The United States census of 1910, conducted by the Census Bureau on April 15, 1910, determined the resident population of the United States to be 92,228,496, an increase of 21 percent over the 76,212,168 persons enumerated during the 1900 census. The 1910 census switched from a portrait page orientation to a landscape orientation.
The United States census of 1920, conducted by the Census Bureau during one month from January 5, 1920, determined the resident population of the United States to be 106,021,537, an increase of 15.0 percent over the 92,228,496 persons enumerated during the 1910 census.
The United States census of 1930, conducted by the Census Bureau one month from April 1, 1930, determined the resident population of the United States to be 122,775,046, an increase of 13.7 percent over the 106,021,537 persons enumerated during the 1920 census.

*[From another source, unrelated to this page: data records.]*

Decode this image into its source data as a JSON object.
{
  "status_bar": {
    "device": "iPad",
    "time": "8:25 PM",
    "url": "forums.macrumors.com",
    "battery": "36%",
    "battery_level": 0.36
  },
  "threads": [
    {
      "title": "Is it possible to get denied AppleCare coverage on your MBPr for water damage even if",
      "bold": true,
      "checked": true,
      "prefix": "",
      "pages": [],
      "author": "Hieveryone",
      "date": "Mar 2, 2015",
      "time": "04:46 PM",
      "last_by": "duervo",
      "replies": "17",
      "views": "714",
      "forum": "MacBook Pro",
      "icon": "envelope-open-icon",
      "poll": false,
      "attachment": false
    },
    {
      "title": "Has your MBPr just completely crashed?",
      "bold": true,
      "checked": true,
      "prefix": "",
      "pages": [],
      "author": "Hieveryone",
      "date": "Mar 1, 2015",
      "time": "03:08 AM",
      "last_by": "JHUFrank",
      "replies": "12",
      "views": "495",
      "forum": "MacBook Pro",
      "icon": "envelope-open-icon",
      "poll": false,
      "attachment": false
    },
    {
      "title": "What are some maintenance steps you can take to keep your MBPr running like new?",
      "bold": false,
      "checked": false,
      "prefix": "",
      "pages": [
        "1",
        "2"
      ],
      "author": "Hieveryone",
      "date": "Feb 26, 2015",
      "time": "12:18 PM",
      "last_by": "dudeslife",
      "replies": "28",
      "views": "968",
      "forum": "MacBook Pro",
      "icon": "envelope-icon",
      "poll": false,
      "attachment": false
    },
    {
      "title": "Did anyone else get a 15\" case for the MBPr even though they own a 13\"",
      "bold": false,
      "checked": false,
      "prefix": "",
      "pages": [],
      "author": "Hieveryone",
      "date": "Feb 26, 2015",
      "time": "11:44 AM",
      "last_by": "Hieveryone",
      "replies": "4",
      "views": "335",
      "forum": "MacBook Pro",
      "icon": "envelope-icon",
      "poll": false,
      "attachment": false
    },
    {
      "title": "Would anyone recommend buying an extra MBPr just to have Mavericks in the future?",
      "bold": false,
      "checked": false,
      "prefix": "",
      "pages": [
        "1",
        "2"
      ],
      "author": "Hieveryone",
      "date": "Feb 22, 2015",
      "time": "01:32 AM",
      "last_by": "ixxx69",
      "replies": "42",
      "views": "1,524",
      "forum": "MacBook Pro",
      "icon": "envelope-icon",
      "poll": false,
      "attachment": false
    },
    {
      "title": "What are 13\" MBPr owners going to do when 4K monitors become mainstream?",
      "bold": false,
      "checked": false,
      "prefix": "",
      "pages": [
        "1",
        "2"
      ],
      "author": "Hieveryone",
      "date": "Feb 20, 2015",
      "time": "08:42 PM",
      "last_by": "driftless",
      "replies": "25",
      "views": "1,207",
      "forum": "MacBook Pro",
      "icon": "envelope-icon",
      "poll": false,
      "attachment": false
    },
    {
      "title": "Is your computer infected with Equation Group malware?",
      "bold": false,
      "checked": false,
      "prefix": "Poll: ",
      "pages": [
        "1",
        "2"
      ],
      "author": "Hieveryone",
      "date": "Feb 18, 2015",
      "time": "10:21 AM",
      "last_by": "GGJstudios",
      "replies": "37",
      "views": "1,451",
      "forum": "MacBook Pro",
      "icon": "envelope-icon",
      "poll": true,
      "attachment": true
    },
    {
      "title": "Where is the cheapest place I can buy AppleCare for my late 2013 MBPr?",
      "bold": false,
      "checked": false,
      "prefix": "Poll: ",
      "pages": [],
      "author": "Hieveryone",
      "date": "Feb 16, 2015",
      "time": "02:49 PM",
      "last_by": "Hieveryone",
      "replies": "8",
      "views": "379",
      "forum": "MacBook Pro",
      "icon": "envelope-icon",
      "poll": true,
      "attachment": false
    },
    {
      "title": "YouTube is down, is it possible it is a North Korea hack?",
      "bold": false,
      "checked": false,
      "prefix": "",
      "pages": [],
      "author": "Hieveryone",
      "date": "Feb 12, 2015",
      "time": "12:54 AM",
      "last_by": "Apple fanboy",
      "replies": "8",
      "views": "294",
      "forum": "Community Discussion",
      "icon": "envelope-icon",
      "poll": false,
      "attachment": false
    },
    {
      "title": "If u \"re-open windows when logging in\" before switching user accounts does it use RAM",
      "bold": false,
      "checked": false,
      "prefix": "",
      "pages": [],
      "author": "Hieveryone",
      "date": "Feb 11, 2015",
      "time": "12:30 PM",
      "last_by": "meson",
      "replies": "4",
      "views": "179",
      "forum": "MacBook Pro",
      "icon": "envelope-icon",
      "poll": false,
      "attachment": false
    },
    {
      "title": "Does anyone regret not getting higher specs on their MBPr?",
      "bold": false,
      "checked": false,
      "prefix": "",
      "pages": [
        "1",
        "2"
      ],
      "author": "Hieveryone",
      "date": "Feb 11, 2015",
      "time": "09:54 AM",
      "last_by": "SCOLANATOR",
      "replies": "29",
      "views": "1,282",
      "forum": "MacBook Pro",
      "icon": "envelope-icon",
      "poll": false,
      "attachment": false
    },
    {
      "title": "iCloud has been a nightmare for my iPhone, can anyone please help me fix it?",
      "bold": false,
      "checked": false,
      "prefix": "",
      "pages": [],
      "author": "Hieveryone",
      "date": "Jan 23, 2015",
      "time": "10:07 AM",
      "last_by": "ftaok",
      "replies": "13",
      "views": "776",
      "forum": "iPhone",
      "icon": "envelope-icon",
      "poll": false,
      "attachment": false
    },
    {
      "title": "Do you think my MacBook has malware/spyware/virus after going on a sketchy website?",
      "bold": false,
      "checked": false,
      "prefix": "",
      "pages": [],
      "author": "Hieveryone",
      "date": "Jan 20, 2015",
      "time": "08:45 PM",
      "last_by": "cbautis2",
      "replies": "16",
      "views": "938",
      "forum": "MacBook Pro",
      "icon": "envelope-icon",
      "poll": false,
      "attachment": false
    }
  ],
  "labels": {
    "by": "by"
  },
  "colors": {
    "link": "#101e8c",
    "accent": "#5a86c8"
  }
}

The United States census of 1940, conducted by the Census Bureau, determined the resident population of the United States to be 132,164,569, an increase of 7.3 percent over the 1930 population of 122,775,046 people. The census date of record was April 1, 1940. A number of new questions were asked including where people were five years before, highest educational grade achieved, and information about wages. This census introduced sampling techniques; one in 20 people were asked additional questions on the census form. Other innovations included a field test of the census in 1939. This was the first census in which every state (48) had a population greater than 100,000.
The United States census of 1950, conducted by the Census Bureau, determined the resident population of the United States to be 150,697,361, an increase of 14.5 percent over the 131,669,275 persons enumerated during the 1940 census. This was the first census in which:
The United States census of 1960, conducted by the Census Bureau, determined the resident population of the United States to be 179,323,175, an increase of 18.5 percent over the 151,325,798 persons enumerated during the 1950 census. This was the first census in which all states recorded a population of over 200,000. This census's data determined the electoral votes for the 1964 and 1968 presidential elections. This is also the last census in which New York was the most populous state.